- _Task objective_:
A line belongs in the answer if it contains "count"; copy every such line from the entries below.

Stored dataset items
----------------

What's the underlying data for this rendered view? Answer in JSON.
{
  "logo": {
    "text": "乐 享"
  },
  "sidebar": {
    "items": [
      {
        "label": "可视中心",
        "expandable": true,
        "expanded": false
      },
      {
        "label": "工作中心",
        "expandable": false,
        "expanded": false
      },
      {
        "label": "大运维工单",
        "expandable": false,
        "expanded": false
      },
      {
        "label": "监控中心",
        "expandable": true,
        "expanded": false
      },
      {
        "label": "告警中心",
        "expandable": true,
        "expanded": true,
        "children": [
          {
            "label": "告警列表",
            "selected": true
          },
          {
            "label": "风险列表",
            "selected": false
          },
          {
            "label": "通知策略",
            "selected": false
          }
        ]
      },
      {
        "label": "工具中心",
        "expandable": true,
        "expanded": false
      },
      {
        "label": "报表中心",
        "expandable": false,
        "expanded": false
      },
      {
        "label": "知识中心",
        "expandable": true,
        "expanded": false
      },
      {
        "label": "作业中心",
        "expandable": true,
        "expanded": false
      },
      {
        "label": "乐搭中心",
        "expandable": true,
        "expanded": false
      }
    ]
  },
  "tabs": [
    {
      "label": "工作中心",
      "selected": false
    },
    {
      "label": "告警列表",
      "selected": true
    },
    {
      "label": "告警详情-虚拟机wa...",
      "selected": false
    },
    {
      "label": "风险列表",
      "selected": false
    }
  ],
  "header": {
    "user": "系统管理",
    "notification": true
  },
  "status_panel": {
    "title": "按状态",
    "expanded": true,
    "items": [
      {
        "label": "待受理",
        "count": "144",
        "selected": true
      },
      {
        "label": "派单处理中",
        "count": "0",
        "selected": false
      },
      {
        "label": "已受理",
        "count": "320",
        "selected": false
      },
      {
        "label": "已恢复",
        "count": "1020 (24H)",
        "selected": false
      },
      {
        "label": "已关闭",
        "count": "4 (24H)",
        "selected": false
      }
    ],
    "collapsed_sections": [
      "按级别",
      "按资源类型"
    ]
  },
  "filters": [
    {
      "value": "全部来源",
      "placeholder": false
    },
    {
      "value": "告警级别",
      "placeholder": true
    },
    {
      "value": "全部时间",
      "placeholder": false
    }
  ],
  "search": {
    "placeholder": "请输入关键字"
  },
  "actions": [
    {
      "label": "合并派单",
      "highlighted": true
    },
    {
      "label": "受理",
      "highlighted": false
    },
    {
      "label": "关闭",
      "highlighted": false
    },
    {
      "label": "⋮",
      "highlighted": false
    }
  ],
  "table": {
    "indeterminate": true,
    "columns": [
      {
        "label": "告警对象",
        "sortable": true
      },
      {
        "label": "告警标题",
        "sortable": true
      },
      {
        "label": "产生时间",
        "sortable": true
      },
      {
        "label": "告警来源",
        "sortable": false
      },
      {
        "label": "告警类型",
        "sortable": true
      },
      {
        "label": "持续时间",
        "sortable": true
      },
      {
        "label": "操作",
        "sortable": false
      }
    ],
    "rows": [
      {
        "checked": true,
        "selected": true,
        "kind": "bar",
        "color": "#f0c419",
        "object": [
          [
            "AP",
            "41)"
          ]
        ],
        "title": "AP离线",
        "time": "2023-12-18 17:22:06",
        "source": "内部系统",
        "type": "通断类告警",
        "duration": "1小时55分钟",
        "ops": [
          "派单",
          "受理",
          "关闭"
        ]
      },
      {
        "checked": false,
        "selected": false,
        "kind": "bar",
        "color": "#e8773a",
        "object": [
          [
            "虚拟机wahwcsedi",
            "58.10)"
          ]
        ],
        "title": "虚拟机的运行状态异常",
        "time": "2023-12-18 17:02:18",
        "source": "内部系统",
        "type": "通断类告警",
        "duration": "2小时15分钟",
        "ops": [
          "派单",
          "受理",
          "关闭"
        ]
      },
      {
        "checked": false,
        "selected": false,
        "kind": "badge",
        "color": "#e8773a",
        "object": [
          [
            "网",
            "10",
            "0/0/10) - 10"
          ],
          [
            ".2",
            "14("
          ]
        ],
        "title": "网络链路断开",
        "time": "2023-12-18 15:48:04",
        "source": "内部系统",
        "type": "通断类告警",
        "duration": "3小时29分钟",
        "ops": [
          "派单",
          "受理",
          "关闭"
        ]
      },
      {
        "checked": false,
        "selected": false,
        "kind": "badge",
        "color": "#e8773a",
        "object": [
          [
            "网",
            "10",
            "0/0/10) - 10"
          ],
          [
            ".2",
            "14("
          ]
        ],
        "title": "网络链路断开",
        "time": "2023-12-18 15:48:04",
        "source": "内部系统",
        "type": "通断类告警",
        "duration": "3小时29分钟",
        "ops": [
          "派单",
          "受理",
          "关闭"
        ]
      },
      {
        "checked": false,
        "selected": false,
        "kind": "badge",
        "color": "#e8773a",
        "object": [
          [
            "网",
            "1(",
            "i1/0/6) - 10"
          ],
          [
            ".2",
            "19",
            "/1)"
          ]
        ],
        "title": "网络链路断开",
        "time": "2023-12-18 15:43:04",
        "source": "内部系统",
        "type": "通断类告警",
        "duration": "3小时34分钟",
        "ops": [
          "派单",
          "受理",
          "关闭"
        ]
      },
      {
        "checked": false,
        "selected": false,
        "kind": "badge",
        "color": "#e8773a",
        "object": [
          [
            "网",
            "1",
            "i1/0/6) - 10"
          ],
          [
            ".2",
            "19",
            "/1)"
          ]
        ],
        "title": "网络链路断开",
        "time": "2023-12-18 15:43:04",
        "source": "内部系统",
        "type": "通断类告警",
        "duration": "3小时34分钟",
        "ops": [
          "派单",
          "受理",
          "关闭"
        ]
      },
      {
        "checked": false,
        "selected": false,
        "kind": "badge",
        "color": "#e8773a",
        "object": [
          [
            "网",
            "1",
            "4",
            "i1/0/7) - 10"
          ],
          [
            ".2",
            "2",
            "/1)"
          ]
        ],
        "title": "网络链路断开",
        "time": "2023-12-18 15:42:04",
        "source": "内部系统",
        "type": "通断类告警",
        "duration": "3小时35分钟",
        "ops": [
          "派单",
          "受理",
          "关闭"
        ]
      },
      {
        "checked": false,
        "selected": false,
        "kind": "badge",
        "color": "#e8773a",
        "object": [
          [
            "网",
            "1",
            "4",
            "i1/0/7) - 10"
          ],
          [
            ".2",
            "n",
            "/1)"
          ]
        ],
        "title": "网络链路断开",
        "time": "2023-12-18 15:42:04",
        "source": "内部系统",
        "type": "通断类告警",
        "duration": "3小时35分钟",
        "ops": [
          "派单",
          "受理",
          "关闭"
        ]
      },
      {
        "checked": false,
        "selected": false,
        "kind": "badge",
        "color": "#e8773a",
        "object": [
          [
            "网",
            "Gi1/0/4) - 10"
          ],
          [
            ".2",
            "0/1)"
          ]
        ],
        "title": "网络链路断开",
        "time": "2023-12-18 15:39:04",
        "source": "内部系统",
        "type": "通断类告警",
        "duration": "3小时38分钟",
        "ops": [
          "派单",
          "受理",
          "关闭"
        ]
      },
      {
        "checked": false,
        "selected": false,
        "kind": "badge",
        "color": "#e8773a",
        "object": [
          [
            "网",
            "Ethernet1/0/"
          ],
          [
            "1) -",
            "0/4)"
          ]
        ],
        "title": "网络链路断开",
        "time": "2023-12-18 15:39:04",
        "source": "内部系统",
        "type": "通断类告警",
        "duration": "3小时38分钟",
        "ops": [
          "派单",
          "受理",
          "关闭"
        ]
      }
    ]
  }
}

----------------

- _Task answer_:
        "count": "144",
        "count": "0",
        "count": "320",
        "count": "1020 (24H)",
        "count": "4 (24H)",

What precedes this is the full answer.